To the study's authors--paleontologist Adolf Seilacher of Yale University and the University of Tübingen, Germany, and sedimentologists Pradip Bose of Jadavpur University in Calcutta and Friedrich Pflüger of Yale--the ancient tracings come from wormlike animals, about the thickness of a drinking straw, that plowed through the sediment a few millimeters below the floor of a shallow sea. The creatures probably grazed on the decaying base of a thin mat of microbial life on the sea floor, says Pflüger, because the burrows follow the base of a thin veneer of darker sandstone that may be the remains of the mat.
Pflüger admits that distinguishing true trace fossils from sedimentary cracks, wrinkles, and ripples is a tricky business but says he is "85% confident" the features were left by an animal. He points out that the burrows are too irregular to be the type of cracks commonly found in such sediments and too sharply delineated to be wrinkles in the sediment surface. The grooves have different widths, but the width is constant for any particular trace, unlike a crack. "If they were 700 million years old," says Pflüger, "there would be no reaction [challenging] the paper." But given the antiquity of the finding, "there will be people contesting it."
Indeed there are. "This is not the smoking gun," says paleontologist and early life expert Bruce Runnegar of the University of California, Los Angeles. "It is almost impossible to tell trace fossils from tubular body fossils [of large algae] when they are poorly preserved, as these are.

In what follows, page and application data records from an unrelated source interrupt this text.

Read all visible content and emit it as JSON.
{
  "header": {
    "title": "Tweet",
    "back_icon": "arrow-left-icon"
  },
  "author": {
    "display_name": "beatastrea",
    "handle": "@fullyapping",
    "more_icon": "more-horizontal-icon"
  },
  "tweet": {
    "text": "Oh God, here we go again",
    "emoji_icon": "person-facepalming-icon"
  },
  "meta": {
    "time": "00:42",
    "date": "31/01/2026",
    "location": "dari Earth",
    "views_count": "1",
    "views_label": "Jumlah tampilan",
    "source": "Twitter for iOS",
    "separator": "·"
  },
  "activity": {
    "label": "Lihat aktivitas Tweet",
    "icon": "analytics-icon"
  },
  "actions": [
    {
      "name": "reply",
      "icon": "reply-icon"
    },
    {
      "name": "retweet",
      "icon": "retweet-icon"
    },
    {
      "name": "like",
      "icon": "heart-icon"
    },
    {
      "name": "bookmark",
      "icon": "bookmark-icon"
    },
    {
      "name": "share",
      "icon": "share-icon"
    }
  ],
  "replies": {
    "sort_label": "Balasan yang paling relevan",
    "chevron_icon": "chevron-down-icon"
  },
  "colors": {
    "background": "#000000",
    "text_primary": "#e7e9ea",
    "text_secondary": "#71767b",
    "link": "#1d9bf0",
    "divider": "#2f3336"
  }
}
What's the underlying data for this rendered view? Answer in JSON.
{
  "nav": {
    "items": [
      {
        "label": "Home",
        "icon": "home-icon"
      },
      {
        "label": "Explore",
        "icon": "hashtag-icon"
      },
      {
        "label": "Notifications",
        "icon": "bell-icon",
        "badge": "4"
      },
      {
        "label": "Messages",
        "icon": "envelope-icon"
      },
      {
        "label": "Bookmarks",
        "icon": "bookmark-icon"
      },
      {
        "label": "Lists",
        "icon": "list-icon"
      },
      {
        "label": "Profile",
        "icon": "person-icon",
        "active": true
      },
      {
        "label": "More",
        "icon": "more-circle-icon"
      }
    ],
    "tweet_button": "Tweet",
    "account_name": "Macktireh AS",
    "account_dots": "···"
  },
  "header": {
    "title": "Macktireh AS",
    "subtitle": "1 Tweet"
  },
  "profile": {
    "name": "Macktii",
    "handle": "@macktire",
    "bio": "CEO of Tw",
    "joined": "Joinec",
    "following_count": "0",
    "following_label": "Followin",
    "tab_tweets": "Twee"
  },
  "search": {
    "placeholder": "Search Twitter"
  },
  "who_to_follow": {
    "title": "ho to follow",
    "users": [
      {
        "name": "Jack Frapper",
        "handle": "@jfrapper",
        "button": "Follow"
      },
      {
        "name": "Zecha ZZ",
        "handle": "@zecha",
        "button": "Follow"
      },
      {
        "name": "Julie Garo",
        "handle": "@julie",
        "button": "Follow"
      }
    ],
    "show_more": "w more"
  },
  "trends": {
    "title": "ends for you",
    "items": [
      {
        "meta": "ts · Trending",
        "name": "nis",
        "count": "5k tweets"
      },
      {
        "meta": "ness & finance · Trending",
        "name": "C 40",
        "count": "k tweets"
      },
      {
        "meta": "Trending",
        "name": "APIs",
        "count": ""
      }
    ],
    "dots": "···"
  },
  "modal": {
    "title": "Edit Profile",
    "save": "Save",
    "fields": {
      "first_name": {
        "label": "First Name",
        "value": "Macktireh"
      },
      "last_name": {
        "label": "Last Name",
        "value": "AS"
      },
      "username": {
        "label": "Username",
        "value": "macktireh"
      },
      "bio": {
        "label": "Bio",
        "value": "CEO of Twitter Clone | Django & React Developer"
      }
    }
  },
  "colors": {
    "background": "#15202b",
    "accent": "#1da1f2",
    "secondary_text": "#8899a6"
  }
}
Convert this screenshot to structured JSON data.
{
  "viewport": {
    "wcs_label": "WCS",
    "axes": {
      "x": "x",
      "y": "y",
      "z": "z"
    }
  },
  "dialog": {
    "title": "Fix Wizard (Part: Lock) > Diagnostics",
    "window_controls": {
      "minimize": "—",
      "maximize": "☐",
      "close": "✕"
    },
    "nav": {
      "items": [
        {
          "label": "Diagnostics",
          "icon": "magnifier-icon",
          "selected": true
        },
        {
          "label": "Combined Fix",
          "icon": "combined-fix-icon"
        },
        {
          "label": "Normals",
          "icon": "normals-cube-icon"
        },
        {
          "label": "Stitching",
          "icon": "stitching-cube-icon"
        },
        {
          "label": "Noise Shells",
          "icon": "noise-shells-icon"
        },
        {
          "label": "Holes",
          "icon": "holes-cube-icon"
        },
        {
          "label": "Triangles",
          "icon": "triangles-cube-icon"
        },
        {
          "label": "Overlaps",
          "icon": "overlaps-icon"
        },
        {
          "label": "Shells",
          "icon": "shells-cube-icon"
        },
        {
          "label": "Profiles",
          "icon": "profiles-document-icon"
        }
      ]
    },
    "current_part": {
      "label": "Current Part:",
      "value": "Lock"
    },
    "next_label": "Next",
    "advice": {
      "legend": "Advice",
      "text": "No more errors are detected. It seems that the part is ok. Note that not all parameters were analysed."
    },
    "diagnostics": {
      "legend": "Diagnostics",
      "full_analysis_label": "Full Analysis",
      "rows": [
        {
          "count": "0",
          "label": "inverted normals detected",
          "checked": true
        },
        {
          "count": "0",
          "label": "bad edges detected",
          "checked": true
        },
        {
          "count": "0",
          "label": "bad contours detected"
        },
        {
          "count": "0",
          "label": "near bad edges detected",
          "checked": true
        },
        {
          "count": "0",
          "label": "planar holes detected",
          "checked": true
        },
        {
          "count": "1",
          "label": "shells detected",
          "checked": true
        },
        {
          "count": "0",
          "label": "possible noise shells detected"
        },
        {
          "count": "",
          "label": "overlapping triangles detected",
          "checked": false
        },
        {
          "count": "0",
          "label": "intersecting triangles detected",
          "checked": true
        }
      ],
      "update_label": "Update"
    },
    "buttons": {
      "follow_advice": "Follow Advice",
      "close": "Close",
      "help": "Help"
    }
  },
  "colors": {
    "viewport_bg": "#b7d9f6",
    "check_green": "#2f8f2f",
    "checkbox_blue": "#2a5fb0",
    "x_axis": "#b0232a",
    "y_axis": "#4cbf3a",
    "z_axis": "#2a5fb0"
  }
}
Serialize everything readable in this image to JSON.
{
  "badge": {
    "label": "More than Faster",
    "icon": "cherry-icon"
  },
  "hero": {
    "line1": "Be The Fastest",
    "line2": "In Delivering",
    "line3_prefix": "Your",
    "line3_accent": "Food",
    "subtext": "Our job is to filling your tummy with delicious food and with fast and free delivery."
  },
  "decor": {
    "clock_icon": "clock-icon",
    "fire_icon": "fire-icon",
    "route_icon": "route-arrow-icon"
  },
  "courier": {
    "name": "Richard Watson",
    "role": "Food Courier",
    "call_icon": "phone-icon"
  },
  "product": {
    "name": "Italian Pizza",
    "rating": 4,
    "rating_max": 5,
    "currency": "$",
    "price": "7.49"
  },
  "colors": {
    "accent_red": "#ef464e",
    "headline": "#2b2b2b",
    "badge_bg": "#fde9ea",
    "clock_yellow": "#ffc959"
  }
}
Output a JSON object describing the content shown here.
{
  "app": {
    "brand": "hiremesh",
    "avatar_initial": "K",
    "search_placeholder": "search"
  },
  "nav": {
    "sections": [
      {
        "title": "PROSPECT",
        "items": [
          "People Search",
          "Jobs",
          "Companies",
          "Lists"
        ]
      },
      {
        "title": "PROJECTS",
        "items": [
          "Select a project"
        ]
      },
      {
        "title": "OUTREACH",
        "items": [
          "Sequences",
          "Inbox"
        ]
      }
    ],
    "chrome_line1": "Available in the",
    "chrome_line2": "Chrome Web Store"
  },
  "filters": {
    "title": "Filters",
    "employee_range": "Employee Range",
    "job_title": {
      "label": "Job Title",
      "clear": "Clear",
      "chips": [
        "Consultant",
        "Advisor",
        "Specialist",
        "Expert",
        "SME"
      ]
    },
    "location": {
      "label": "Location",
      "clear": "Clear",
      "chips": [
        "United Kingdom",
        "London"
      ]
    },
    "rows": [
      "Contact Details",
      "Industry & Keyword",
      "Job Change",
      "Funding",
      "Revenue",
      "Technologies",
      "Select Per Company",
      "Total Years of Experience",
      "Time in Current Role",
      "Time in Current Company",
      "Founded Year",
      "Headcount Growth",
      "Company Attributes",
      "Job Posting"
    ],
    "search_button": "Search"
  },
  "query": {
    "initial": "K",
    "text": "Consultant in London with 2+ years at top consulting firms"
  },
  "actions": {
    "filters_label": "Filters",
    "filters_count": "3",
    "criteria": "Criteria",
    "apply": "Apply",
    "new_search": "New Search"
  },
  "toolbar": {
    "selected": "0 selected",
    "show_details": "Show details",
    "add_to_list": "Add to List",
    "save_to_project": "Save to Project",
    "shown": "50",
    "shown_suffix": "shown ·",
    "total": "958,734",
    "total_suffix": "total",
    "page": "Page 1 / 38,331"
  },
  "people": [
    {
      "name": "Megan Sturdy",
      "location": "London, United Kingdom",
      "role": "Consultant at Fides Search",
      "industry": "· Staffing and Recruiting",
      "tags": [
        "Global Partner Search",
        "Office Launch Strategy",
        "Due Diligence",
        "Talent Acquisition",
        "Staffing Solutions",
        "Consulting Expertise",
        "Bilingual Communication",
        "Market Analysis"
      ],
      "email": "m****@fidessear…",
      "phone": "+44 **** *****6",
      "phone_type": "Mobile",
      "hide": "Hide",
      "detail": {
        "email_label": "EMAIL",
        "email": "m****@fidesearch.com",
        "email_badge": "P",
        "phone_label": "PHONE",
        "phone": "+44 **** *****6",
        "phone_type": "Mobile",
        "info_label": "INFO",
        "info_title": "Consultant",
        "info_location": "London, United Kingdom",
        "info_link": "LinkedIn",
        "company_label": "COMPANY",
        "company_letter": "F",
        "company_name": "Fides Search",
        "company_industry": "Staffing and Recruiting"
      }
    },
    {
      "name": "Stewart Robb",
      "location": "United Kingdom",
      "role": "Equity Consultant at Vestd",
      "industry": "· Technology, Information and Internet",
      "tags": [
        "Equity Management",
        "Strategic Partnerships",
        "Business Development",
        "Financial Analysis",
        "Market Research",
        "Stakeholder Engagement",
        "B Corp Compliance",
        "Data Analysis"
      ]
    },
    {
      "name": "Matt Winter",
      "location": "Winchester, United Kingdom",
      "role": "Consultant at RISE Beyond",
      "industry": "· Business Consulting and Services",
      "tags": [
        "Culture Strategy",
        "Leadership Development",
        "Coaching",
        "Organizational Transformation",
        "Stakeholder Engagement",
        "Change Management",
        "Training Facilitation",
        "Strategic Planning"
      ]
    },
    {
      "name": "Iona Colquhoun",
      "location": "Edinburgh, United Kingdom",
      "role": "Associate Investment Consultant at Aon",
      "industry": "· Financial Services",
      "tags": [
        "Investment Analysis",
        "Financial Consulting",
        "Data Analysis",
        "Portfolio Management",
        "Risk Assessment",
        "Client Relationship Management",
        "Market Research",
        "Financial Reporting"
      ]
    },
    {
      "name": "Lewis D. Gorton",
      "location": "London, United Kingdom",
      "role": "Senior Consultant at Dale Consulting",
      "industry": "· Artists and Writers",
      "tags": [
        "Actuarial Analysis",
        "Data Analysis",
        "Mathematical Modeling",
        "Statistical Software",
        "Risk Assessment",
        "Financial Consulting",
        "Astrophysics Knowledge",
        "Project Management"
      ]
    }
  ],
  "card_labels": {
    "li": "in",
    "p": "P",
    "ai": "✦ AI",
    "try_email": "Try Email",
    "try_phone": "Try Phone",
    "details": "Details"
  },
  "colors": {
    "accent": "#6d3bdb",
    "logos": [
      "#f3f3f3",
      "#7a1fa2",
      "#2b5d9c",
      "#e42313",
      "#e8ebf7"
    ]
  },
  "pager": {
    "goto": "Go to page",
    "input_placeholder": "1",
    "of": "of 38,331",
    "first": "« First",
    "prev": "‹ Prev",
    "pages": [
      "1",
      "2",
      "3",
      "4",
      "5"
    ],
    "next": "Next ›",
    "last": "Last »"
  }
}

I'd say the jury is out." And paleontologist Andrew Knoll of Harvard University wonders why there would be such a gigantic gap in the fossil record. "If you see centimeter-scale, [complex] organisms and then don't see them for 400 million years, you have a lot to explain," he says.